I like to think of myself as someone who “gets” cinema. I spend a good chunk of my income attending screenings at my local indie cinema. I wade through films that have been nominated for Oscars. I enjoy the obscure.
But then I move on and have to admit that nothing captures my heart quite like a celebratory Netflix movie poster with the “Lindsay Lohan” banner.
Lohan is making her long-awaited (for some of us) comeback to film in the Netflix holiday game In love with Christmas.
All I know about it is that there’s snow, and Chord Overstreet by joy Fame is the male co-lead, though his name isn’t mentioned anywhere on the poster, showing Netflix is really reaching its target market (Lindsay Lohan apologizes).
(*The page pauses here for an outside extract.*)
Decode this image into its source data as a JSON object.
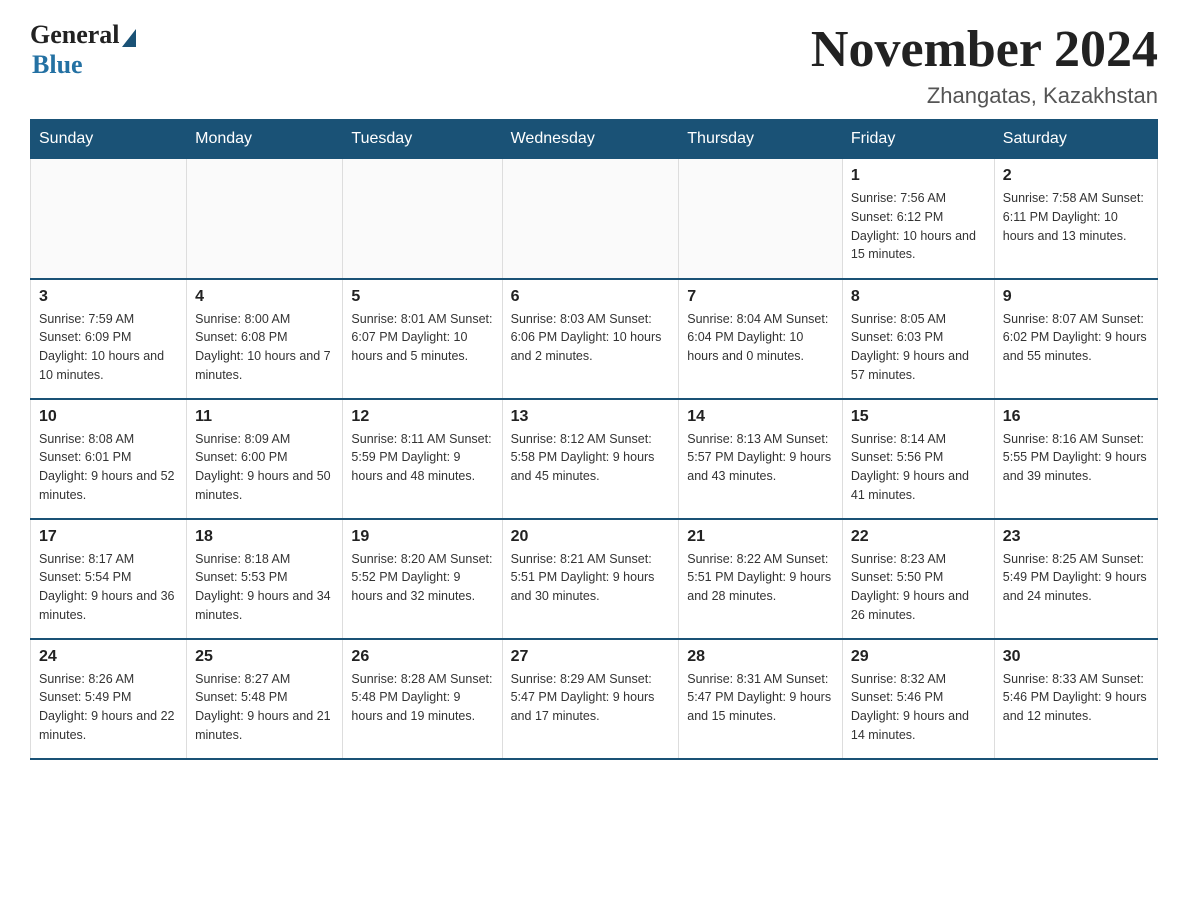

What I do know is that I will watch it in the next month and enjoy it no matter the quality.
Because how good they like The Godfather or The Shawshank Redemption is, I know that my true love lies in mediocrity. Gimme a paint-by-numbers romcom starring Jennifer Coolidge as a drunk aunt.
A crime story where I don’t really care about the potential victims or killers. A nostalgic sequel with a musical number.
The latter came this week in the form of Hocus pocus 2the 29 year late sequel to the original, which by the way is one of my absolute favorite films.
Yes, there are better Halloween movies, like the entire Dario Argento back catalog or anything with Jamie Lee Curtis in it. But there’s a reason I’m coming back to Bette Midler to sing I put a Spell on You every spooky season. I know every word, it’s always pleasant and it feels like a warm hug.
The sequel isn’t nearly as good. I saw it last Saturday and already forgot the names of the teenage leads. The plot repeated itself somewhat. It’s probably a 6/10. But did I enjoy it and will I probably watch it again? double yes
We really shouldn’t advocate mediocrity. Things have to be excellent or so bad that they become excellent again (see The room, catsetc.), and normally I would agree.
But when it comes to my viewing options, sometimes I don’t have time for excellence. Excellent requires your full attention. Excellent is often challenging and even uncomfortable. Excellent does not necessarily mean “I enjoyed it”.
Take Unpolished gems – a technically excellent film that I would give an A+, but was so stressed out the first time that I’ll never do it again.
But good? Fine, you can watch when you’re tired. Well, you can google what medical drama this Plot B character was in during the movie without missing a plot. Good, you can watch and move on with a smile and without a thought.
I liken this difference to food. Sure, you could have a Michelin-starred tasting menu that’s going to be the best meal of your life, but sometimes you just want a three-in-one from the local Chinese takeaway, or a trusty spaghetti bolognese.
There is so much going on in the world and in my brain – terrible world events, climate change, rising energy bills, a housing crisis – that I can’t think about it more critically.
So give me one of the many rom-coms Matthew McConaughey made before McConaissance, give me whatever Disney Plus has pinned to a beloved franchise, and give me Lindsay Lohan, who shared with your husband the true meaning of Christmas finds out joy.
https://www.independent.ie/opinion/comment/with-enough-going-on-in-the-world-to-make-your-head-spin-a-mediocre-movie-can-feel-like-a-warm-hug-42046954.html With so much going on in the world that it makes your head spin, a mediocre movie can feel like a warm hug